It should also be noted that the commercial relationship between the City and the United States has no bearing on the issue of immunity. While a majority of states today find waiver of immunity when the sovereign engages in proprietary functions, such as leasing property, as opposed to purely governmental activities, South Carolina has declined the invitation to adopt this distinction. The decision in McKenzie v. City of Florence, 234 S.C. 428, 108 S.E.2d 825 (1959), and its progeny are illustrative of this point.


In conclusion, we agree with the court in Hill and find that an action for indemnity or contribution is derivative in nature, with its legitimacy dependent upon the injured party's ability to maintain a direct action against the third party defendant.

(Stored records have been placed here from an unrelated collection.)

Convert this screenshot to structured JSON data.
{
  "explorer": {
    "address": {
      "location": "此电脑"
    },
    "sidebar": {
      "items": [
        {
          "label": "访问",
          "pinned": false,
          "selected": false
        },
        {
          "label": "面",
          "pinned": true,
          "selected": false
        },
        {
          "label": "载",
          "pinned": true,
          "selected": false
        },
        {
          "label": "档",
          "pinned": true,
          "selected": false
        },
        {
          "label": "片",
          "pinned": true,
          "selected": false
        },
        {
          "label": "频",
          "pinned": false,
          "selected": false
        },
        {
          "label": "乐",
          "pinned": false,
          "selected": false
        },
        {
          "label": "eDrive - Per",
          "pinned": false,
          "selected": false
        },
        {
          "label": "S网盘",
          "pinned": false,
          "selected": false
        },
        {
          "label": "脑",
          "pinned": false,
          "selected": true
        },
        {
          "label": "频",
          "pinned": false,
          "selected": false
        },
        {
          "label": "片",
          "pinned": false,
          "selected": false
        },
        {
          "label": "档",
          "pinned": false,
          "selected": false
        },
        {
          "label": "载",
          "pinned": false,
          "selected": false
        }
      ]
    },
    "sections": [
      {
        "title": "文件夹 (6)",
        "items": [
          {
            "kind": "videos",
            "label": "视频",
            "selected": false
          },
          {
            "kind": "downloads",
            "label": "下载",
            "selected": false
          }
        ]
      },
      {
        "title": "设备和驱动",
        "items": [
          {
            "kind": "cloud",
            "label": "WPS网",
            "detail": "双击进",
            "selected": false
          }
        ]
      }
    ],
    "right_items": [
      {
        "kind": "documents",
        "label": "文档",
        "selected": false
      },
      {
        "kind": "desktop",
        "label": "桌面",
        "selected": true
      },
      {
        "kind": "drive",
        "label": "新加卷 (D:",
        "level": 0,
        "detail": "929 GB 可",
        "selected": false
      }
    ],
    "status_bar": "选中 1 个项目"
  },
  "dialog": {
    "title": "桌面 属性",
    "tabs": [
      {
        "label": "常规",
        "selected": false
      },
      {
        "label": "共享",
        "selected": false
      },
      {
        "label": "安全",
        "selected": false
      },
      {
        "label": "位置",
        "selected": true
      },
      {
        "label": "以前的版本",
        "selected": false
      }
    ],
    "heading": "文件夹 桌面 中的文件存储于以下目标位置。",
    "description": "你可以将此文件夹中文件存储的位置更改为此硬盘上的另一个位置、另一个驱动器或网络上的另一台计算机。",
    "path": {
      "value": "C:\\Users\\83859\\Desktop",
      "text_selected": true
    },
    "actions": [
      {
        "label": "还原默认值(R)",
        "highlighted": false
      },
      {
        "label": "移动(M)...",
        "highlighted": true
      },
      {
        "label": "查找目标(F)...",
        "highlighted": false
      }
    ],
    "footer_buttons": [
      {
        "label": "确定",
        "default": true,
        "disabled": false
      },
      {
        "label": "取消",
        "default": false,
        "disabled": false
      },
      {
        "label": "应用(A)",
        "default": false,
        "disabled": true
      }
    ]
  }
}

No such right exists in the present case. Moreover, to grant judgment over against the City would be to grant contribution between joint tortfeasors, a right not approved either under state law or, under the facts of this case, under federal law. Accordingly, the judgment over against the City of Columbia in favor of the United States must be reversed. Plaintiff Horton's judgment against the United States, of course, remains intact.




Another lease between the United States and the City of Columbia was executed in December of 1974. While the City of Columbia urged that this more recent lease was controlling, we believe the district court properly found the 1967 lease was preeminent


In accord with this holding are the decisions in Eastern Gas and Fuel Assoc. v. Midwest-Raleigh, Inc., 374 F.2d 451, 454 (4th Cir. 1967), cert. denied 389 U.S. 951, 88 S.Ct. 333, 19 L.Ed.2d 360; Auto Owners Mut. Ins. Co. v. Northern Indiana Pub. Serv. Co., 414 F.2d 192, 195 (7th Cir. 1969); Freed v. Great Atlantic & Pacific Tea Co., 401 F.2d 266, 269-70 (6th Cir. 1968); Batson-Cook Company v. Industrial Steel Erectors, 257 F.2d 410, 412-13 (5th Cir. 1958)


§ 5-7-70 South Carolina Code of Laws, 1976 allows actions to be maintained against municipalities for injuries caused by defects in streets, highways, etc


Teague v. Cherokee Cty. Memorial Hospital, S.C., 252 S.E.2d 296, 297 (1979)